Exercise prompt →
Print the data below exactly as it stands, and keep the pictures out.

Dataset rows for apps and sites →

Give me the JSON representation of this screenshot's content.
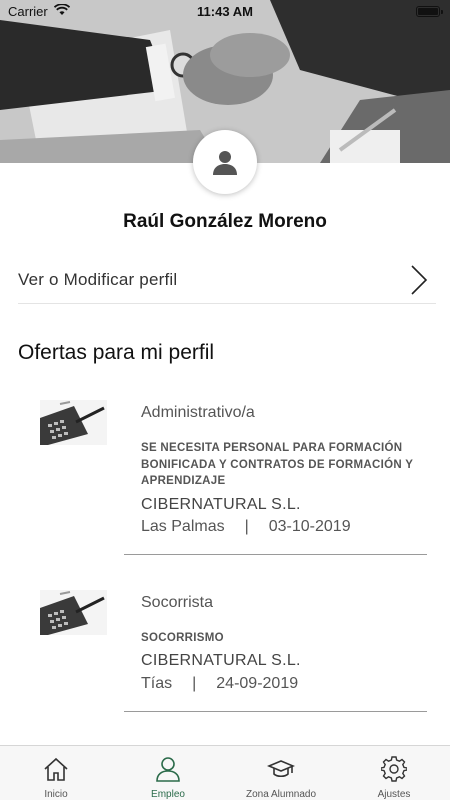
{
  "status_bar": {
    "carrier": "Carrier",
    "time": "11:43 AM"
  },
  "user": {
    "name": "Raúl González Moreno"
  },
  "profile_link": {
    "label": "Ver o Modificar perfil"
  },
  "offers_section": {
    "title": "Ofertas para mi perfil"
  },
  "offers": [
    {
      "role": "Administrativo/a",
      "description": "SE NECESITA PERSONAL PARA FORMACIÓN BONIFICADA Y CONTRATOS DE FORMACIÓN Y APRENDIZAJE",
      "company": "CIBERNATURAL S.L.",
      "location": "Las Palmas",
      "separator": "|",
      "date": "03-10-2019"
    },
    {
      "role": "Socorrista",
      "description": "SOCORRISMO",
      "company": "CIBERNATURAL S.L.",
      "location": "Tías",
      "separator": "|",
      "date": "24-09-2019"
    }
  ],
  "tabbar": {
    "items": [
      {
        "label": "Inicio",
        "icon": "home-icon"
      },
      {
        "label": "Empleo",
        "icon": "person-icon",
        "active": true
      },
      {
        "label": "Zona Alumnado",
        "icon": "graduation-cap-icon"
      },
      {
        "label": "Ajustes",
        "icon": "gear-icon"
      }
    ]
  },
  "colors": {
    "active_tab": "#2b6b4a",
    "divider": "#9a9a9a"
  }
}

Written reply →
Give me the JSON representation of this screenshot's content.
{
  "status_bar": {
    "carrier": "Carrier",
    "time": "11:43 AM"
  },
  "user": {
    "name": "Raúl González Moreno"
  },
  "profile_link": {
    "label": "Ver o Modificar perfil"
  },
  "offers_section": {
    "title": "Ofertas para mi perfil"
  },
  "offers": [
    {
      "role": "Administrativo/a",
      "description": "SE NECESITA PERSONAL PARA FORMACIÓN BONIFICADA Y CONTRATOS DE FORMACIÓN Y APRENDIZAJE",
      "company": "CIBERNATURAL S.L.",
      "location": "Las Palmas",
      "separator": "|",
      "date": "03-10-2019"
    },
    {
      "role": "Socorrista",
      "description": "SOCORRISMO",
      "company": "CIBERNATURAL S.L.",
      "location": "Tías",
      "separator": "|",
      "date": "24-09-2019"
    }
  ],
  "tabbar": {
    "items": [
      {
        "label": "Inicio",
        "icon": "home-icon"
      },
      {
        "label": "Empleo",
        "icon": "person-icon",
        "active": true
      },
      {
        "label": "Zona Alumnado",
        "icon": "graduation-cap-icon"
      },
      {
        "label": "Ajustes",
        "icon": "gear-icon"
      }
    ]
  },
  "colors": {
    "active_tab": "#2b6b4a",
    "divider": "#9a9a9a"
  }
}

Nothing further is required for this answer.